═════ Dataset entries ═════
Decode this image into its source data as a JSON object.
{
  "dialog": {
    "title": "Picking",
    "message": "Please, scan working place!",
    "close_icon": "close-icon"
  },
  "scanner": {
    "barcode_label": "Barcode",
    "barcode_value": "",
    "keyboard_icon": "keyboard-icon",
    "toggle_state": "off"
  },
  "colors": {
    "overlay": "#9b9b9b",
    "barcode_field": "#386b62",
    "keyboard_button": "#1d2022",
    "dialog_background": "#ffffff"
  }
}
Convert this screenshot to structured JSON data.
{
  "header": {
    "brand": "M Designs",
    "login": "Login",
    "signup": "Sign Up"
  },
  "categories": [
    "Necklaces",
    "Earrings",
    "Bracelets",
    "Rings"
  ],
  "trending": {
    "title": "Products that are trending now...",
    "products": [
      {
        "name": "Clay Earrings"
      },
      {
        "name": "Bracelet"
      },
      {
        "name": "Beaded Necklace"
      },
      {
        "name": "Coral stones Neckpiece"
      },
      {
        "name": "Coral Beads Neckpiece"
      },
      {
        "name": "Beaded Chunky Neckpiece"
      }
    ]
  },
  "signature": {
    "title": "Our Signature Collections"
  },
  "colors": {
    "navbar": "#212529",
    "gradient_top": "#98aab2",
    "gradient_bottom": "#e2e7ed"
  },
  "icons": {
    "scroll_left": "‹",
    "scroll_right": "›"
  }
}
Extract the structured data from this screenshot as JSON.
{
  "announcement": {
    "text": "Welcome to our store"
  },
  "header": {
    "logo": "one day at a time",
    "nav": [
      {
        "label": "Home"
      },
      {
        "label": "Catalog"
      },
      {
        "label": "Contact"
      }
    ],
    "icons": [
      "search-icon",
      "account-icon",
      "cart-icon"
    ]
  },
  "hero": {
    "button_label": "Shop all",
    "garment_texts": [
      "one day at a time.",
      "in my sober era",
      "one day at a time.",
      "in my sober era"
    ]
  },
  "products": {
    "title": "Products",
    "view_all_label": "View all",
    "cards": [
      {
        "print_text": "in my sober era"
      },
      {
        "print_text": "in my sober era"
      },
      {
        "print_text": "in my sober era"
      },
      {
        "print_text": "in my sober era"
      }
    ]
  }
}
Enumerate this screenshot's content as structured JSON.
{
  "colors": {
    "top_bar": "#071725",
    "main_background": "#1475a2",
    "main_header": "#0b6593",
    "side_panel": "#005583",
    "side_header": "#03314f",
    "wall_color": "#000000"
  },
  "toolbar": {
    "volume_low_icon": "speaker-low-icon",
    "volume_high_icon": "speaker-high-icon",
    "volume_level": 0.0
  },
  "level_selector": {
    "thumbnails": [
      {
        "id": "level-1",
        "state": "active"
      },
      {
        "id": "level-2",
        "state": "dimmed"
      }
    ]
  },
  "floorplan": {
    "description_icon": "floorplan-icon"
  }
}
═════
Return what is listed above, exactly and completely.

Decode this image into its source data as a JSON object.
{
  "dialog": {
    "title": "Picking",
    "message": "Please, scan working place!",
    "close_icon": "close-icon"
  },
  "scanner": {
    "barcode_label": "Barcode",
    "barcode_value": "",
    "keyboard_icon": "keyboard-icon",
    "toggle_state": "off"
  },
  "colors": {
    "overlay": "#9b9b9b",
    "barcode_field": "#386b62",
    "keyboard_button": "#1d2022",
    "dialog_background": "#ffffff"
  }
}
Convert this screenshot to structured JSON data.
{
  "header": {
    "brand": "M Designs",
    "login": "Login",
    "signup": "Sign Up"
  },
  "categories": [
    "Necklaces",
    "Earrings",
    "Bracelets",
    "Rings"
  ],
  "trending": {
    "title": "Products that are trending now...",
    "products": [
      {
        "name": "Clay Earrings"
      },
      {
        "name": "Bracelet"
      },
      {
        "name": "Beaded Necklace"
      },
      {
        "name": "Coral stones Neckpiece"
      },
      {
        "name": "Coral Beads Neckpiece"
      },
      {
        "name": "Beaded Chunky Neckpiece"
      }
    ]
  },
  "signature": {
    "title": "Our Signature Collections"
  },
  "colors": {
    "navbar": "#212529",
    "gradient_top": "#98aab2",
    "gradient_bottom": "#e2e7ed"
  },
  "icons": {
    "scroll_left": "‹",
    "scroll_right": "›"
  }
}
Extract the structured data from this screenshot as JSON.
{
  "announcement": {
    "text": "Welcome to our store"
  },
  "header": {
    "logo": "one day at a time",
    "nav": [
      {
        "label": "Home"
      },
      {
        "label": "Catalog"
      },
      {
        "label": "Contact"
      }
    ],
    "icons": [
      "search-icon",
      "account-icon",
      "cart-icon"
    ]
  },
  "hero": {
    "button_label": "Shop all",
    "garment_texts": [
      "one day at a time.",
      "in my sober era",
      "one day at a time.",
      "in my sober era"
    ]
  },
  "products": {
    "title": "Products",
    "view_all_label": "View all",
    "cards": [
      {
        "print_text": "in my sober era"
      },
      {
        "print_text": "in my sober era"
      },
      {
        "print_text": "in my sober era"
      },
      {
        "print_text": "in my sober era"
      }
    ]
  }
}
Enumerate this screenshot's content as structured JSON.
{
  "colors": {
    "top_bar": "#071725",
    "main_background": "#1475a2",
    "main_header": "#0b6593",
    "side_panel": "#005583",
    "side_header": "#03314f",
    "wall_color": "#000000"
  },
  "toolbar": {
    "volume_low_icon": "speaker-low-icon",
    "volume_high_icon": "speaker-high-icon",
    "volume_level": 0.0
  },
  "level_selector": {
    "thumbnails": [
      {
        "id": "level-1",
        "state": "active"
      },
      {
        "id": "level-2",
        "state": "dimmed"
      }
    ]
  },
  "floorplan": {
    "description_icon": "floorplan-icon"
  }
}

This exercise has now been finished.